Working With At-Risk Youth – More Good Kids Than Bad?
When working with At-Risk Youth we must remember: “There Are More Good People Than Bad.” I remember hearing that statement on a show about 9/11. Translated into Crisis Intervention Training during a crisis it is important to remember that the person you are dealing with isn’t likely to be “all bad” or “evil.”
They may be so out of control and escalated that they may actually appear to be possessed by the devil, though that is not likely (After working in mental health or a human services profession long enough, you can easily relate to what I am saying). If a responder remembers that the person they are trying to help is not “bad”–they are simply just in need of serious help and assistance–it can help keep the responder grounded when items start flying around the room.
Another thought that comes to mind is that the responder must remember that not all persons/clients/subjects/patients are the same. Just because one of them is acting out in crisis and is taking on characteristics that are challenging and resistant does not mean they represent the entire spectrum of people found in that situation or diagnosis. That concept led me to remember a pivotal moment of my professional career:

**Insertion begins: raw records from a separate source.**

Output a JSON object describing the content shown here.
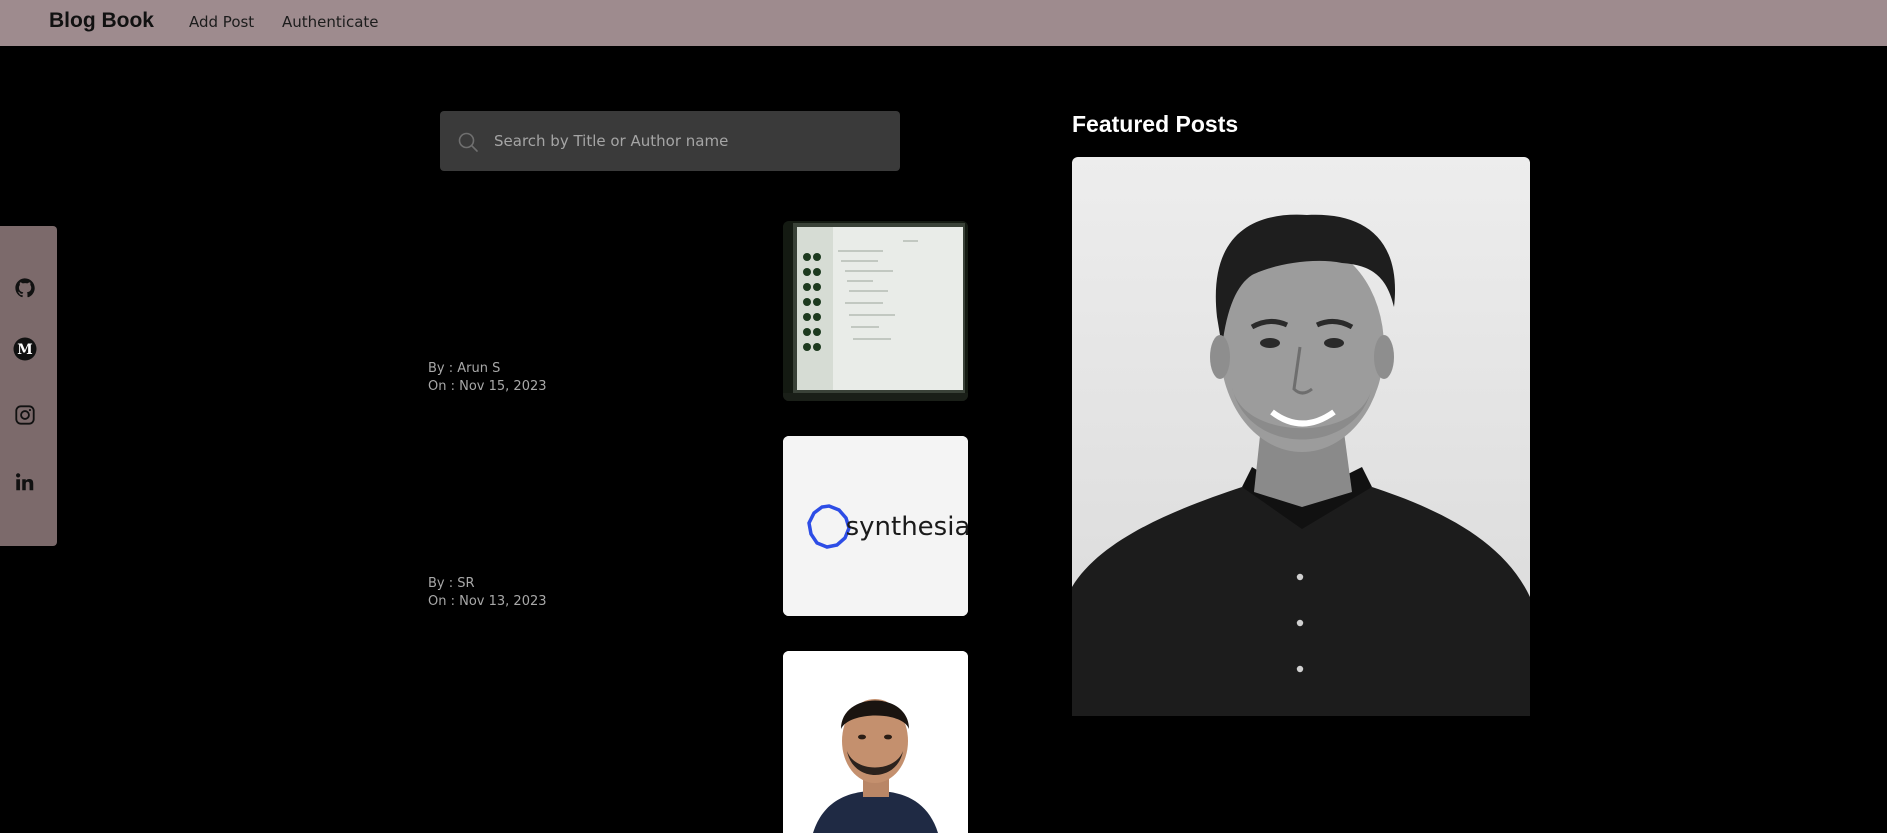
{
  "navbar": {
    "brand": "Blog Book",
    "links": [
      "Add Post",
      "Authenticate"
    ]
  },
  "social": {
    "icons": [
      "github-icon",
      "medium-icon",
      "instagram-icon",
      "linkedin-icon"
    ]
  },
  "search": {
    "placeholder": "Search by Title or Author name",
    "value": ""
  },
  "posts": [
    {
      "by": "By : Arun S",
      "on": "On : Nov 15, 2023",
      "thumbnail": "screen-photo"
    },
    {
      "by": "By : SR",
      "on": "On : Nov 13, 2023",
      "thumbnail": "synthesia-logo",
      "logo_text": "synthesia"
    },
    {
      "by": "",
      "on": "",
      "thumbnail": "portrait-photo"
    }
  ],
  "featured": {
    "title": "Featured Posts"
  },
  "colors": {
    "navbar_bg": "#9e8b8e",
    "sidebar_bg": "#7c6a6b",
    "page_bg": "#000000",
    "search_bg": "#3a3a3a",
    "synthesia_blue": "#2d4de6"
  }
}
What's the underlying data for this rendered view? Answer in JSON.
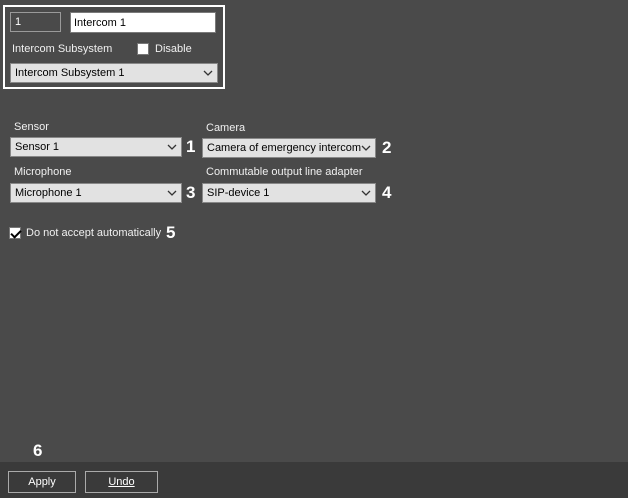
{
  "object": {
    "id_value": "1",
    "name_value": "Intercom 1",
    "subsystem_label": "Intercom Subsystem",
    "disable_label": "Disable",
    "disable_checked": false,
    "subsystem_selected": "Intercom Subsystem 1"
  },
  "settings": {
    "sensor_label": "Sensor",
    "sensor_selected": "Sensor 1",
    "camera_label": "Camera",
    "camera_selected": "Camera of emergency intercom",
    "microphone_label": "Microphone",
    "microphone_selected": "Microphone 1",
    "adapter_label": "Commutable output line adapter",
    "adapter_selected": "SIP-device 1",
    "accept_label": "Do not accept automatically",
    "accept_checked": true
  },
  "callouts": [
    "1",
    "2",
    "3",
    "4",
    "5",
    "6"
  ],
  "footer": {
    "apply_label": "Apply",
    "undo_label": "Undo"
  },
  "colors": {
    "panel_bg": "#4a4a4a",
    "footer_bg": "#3a3a3a",
    "select_bg": "#e2e2e2"
  }
}
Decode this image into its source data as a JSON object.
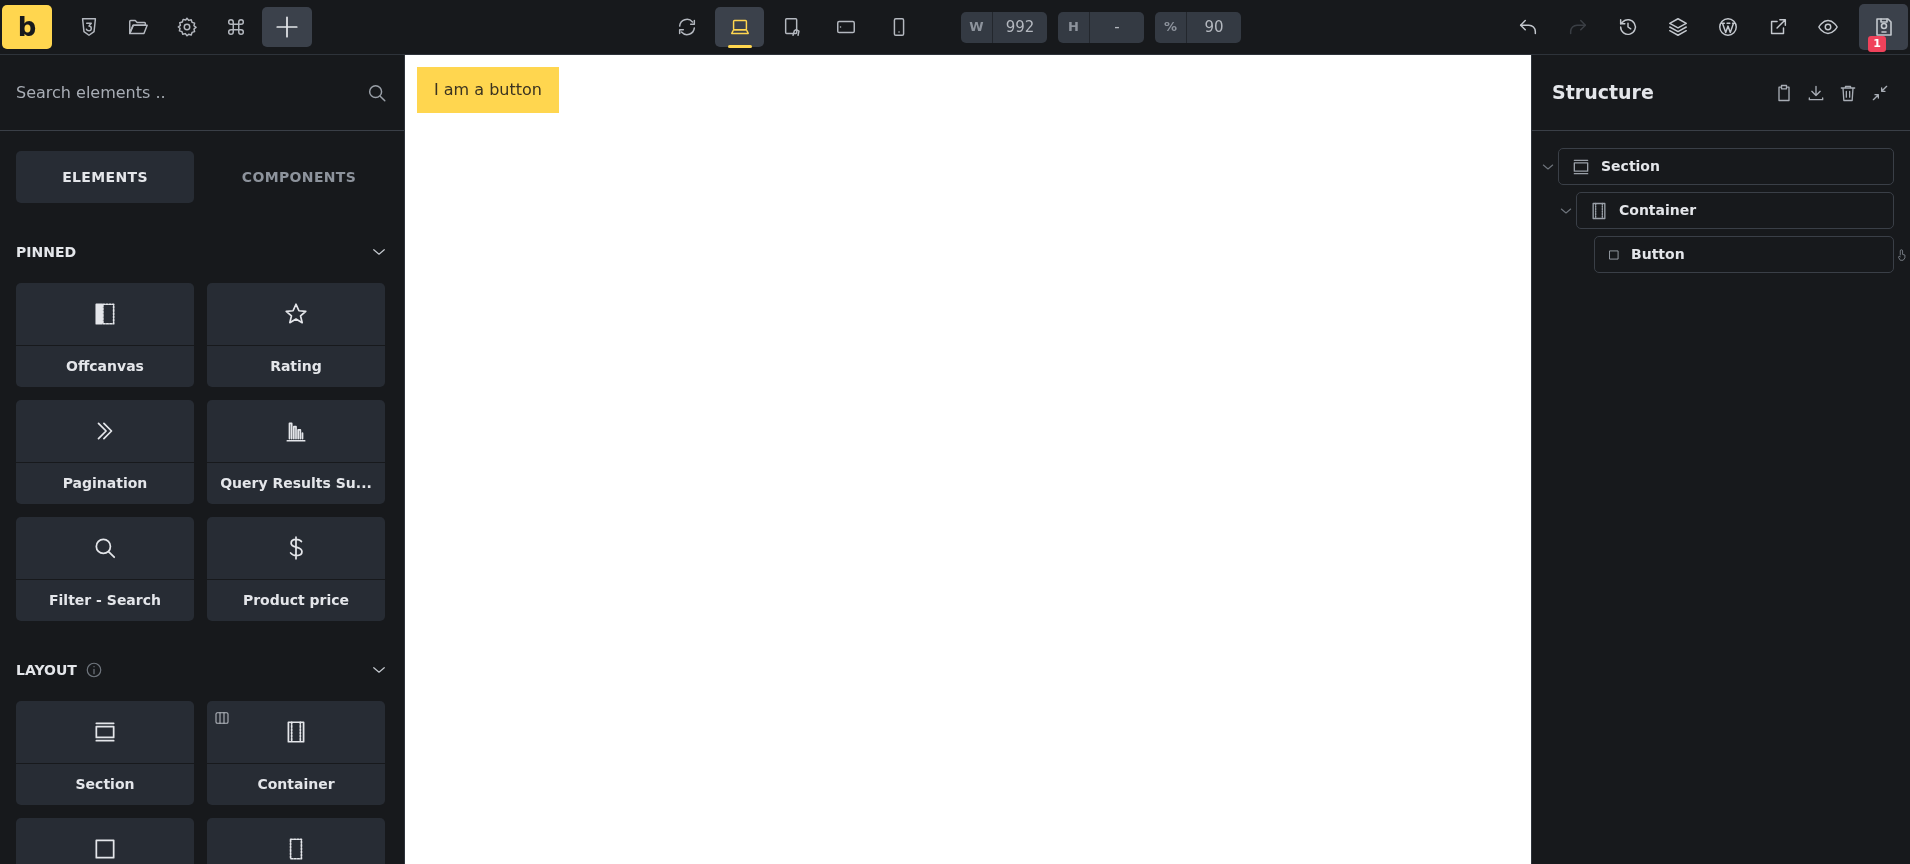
{
  "toolbar_left": {
    "logo": "b",
    "tools": [
      {
        "kind": "css"
      },
      {
        "kind": "folder"
      },
      {
        "kind": "settings"
      },
      {
        "kind": "command"
      },
      {
        "kind": "add"
      }
    ]
  },
  "toolbar_center": {
    "devices": [
      {
        "kind": "refresh",
        "selected": false
      },
      {
        "kind": "laptop",
        "selected": true
      },
      {
        "kind": "tablet-landscape",
        "selected": false
      },
      {
        "kind": "tablet",
        "selected": false
      },
      {
        "kind": "phone",
        "selected": false
      }
    ],
    "fields": [
      {
        "label": "W",
        "value": "992"
      },
      {
        "label": "H",
        "value": "-"
      },
      {
        "label": "%",
        "value": "90"
      }
    ]
  },
  "toolbar_right": {
    "tools": [
      {
        "kind": "undo",
        "disabled": false
      },
      {
        "kind": "redo",
        "disabled": true
      },
      {
        "kind": "history",
        "disabled": false
      },
      {
        "kind": "layers",
        "disabled": false
      },
      {
        "kind": "wordpress",
        "disabled": false
      },
      {
        "kind": "external",
        "disabled": false
      },
      {
        "kind": "preview",
        "disabled": false
      }
    ],
    "save": {
      "badge": "1"
    }
  },
  "sidebar": {
    "search": {
      "placeholder": "Search elements .."
    },
    "tabs": [
      {
        "label": "ELEMENTS",
        "selected": true
      },
      {
        "label": "COMPONENTS",
        "selected": false
      }
    ],
    "groups": [
      {
        "title": "PINNED",
        "info": false,
        "expanded": true,
        "items": [
          {
            "label": "Offcanvas",
            "kind": "offcanvas"
          },
          {
            "label": "Rating",
            "kind": "rating"
          },
          {
            "label": "Pagination",
            "kind": "pagination"
          },
          {
            "label": "Query Results Su...",
            "kind": "query"
          },
          {
            "label": "Filter - Search",
            "kind": "search"
          },
          {
            "label": "Product price",
            "kind": "price"
          }
        ]
      },
      {
        "title": "LAYOUT",
        "info": true,
        "expanded": true,
        "items": [
          {
            "label": "Section",
            "kind": "section"
          },
          {
            "label": "Container",
            "kind": "container"
          },
          {
            "kind": "block"
          },
          {
            "kind": "div"
          }
        ]
      }
    ]
  },
  "canvas": {
    "button": "I am a button"
  },
  "structure": {
    "title": "Structure",
    "tree": [
      {
        "label": "Section",
        "kind": "section",
        "expanded": true,
        "children": [
          {
            "label": "Container",
            "kind": "container",
            "expanded": true,
            "children": [
              {
                "label": "Button",
                "kind": "button"
              }
            ]
          }
        ]
      }
    ]
  }
}
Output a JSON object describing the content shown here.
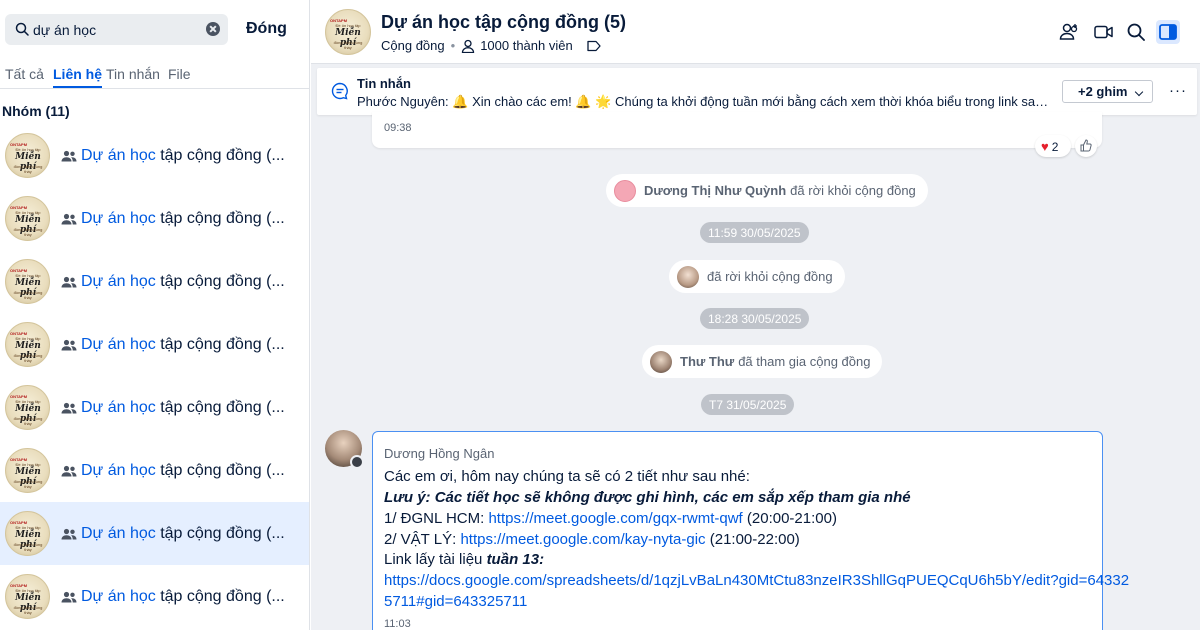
{
  "search": {
    "value": "dự án học"
  },
  "sidebar": {
    "close_label": "Đóng",
    "tabs": [
      {
        "label": "Tất cả"
      },
      {
        "label": "Liên hệ",
        "active": true
      },
      {
        "label": "Tin nhắn"
      },
      {
        "label": "File"
      }
    ],
    "group_heading": "Nhóm (11)",
    "results": [
      {
        "highlight": "Dự án học",
        "rest": " tập cộng đồng (..."
      },
      {
        "highlight": "Dự án học",
        "rest": " tập cộng đồng (..."
      },
      {
        "highlight": "Dự án học",
        "rest": " tập cộng đồng (..."
      },
      {
        "highlight": "Dự án học",
        "rest": " tập cộng đồng (..."
      },
      {
        "highlight": "Dự án học",
        "rest": " tập cộng đồng (..."
      },
      {
        "highlight": "Dự án học",
        "rest": " tập cộng đồng (..."
      },
      {
        "highlight": "Dự án học",
        "rest": " tập cộng đồng (...",
        "selected": true
      },
      {
        "highlight": "Dự án học",
        "rest": " tập cộng đồng (..."
      }
    ],
    "avatar_logo_text": {
      "top": "ONTAPM",
      "mid": "Đề ôn học tập",
      "script": "Miễn phí",
      "bottom": "đồng hành cùng thầy"
    }
  },
  "header": {
    "title": "Dự án học tập cộng đồng (5)",
    "type": "Cộng đồng",
    "members": "1000 thành viên"
  },
  "pinned": {
    "title": "Tin nhắn",
    "text": "Phước Nguyên: 🔔 Xin chào các em! 🔔 🌟 Chúng ta khởi động tuần mới bằng cách xem thời khóa biểu trong link sau nhé (ở sh...",
    "more_label": "+2 ghim",
    "menu_label": "···"
  },
  "messages": {
    "prev_time": "09:38",
    "reaction_count": "2",
    "events": [
      {
        "name": "Dương Thị Như Quỳnh",
        "text": "đã rời khỏi cộng đồng"
      },
      {
        "name": "",
        "text": "đã rời khỏi cộng đồng"
      },
      {
        "name": "Thư Thư",
        "text": "đã tham gia cộng đồng"
      }
    ],
    "timestamps": [
      "11:59 30/05/2025",
      "18:28 30/05/2025",
      "T7 31/05/2025"
    ],
    "main": {
      "sender": "Dương Hồng Ngân",
      "line1": "Các em ơi, hôm nay chúng ta sẽ có 2 tiết như sau nhé:",
      "line2": "Lưu ý: Các tiết học sẽ không được ghi hình, các em sắp xếp tham gia nhé",
      "line3_prefix": "1/ ĐGNL HCM: ",
      "line3_link": "https://meet.google.com/gqx-rwmt-qwf",
      "line3_suffix": " (20:00-21:00)",
      "line4_prefix": "2/ VẬT LÝ: ",
      "line4_link": "https://meet.google.com/kay-nyta-gic",
      "line4_suffix": " (21:00-22:00)",
      "line5_prefix": "Link lấy tài liệu ",
      "line5_em": "tuần 13:",
      "link_a": "https://docs.google.com/spreadsheets/d/1qzjLvBaLn430MtCtu83nzeIR3ShllGqPUEQCqU6h5bY/edit?gid=64332",
      "link_b": "5711#gid=643325711",
      "time": "11:03"
    }
  },
  "colors": {
    "accent": "#005ae0",
    "selected_bg": "#e5efff",
    "chat_bg": "#eef0f4",
    "heart": "#e5202d"
  }
}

During my time spent working in locked psychiatric treatment facilities, a few of the years were spent on a children’s mental health unit with kids 5yrs old and under. Over time, somewhat unconsciously, I began to think that all kids in that age group must behave and act like the ones in my care. Day in and day out, dealing with the kids’ issues, over 40 hours a week makes an impact. The screaming, yelling, fighting, crying, throwing things, punching, biting, and sad, depressed, hopeless, lonely, anxiety ridden, and fearful behavior was “normal” to see and witness. I came to believe that it was nearly impossible to find any child that could actually “behave” or be “happy.”
Working With At-Risk Youth – Giving Back
A few years later, I was routinely being asked to speak at public schools to students about drug abuse, and the dangerous of at-risk behavior. On one occasion, when I was leaving a elementary school after an event, I remember seeing some younger students getting on buses to go home for the day. I remember hearing them giggling, and seeing them smile as they played games with each other while waiting for their bus to be called. They were actually laughing out loud and joking; smiling and truly happy. While watching it for a few moments, I remember feeling that something was wrong. Uncomfortable. Something bad was about to happen, and I was standing there poised and ready to intervene.
Slowly then, as the moments passed, I began to realize that there was nothing wrong. Nothing bad was going to happen. I could “stand down.” It was exactly as it was supposed to be. This was “normal” and it was ok. I became so overwhelmed by what I was hearing and seeing, I became tearful and broke down as I started for my car. It was at that moment that I realized that I had truly forgotten what “normal” or “well-adjusted” was. I hadn’t realized just how deeply working in that environment had affected me, and how hardened I had become.
It was in those few minutes that I was gracefully reminded why I had done that work and why I continue to teach crisis intervention training around the country today. It was my job to help make sure the children, adolescents, and adults could return to a life filled with joy, and happiness and laughter like the ones I had just observed.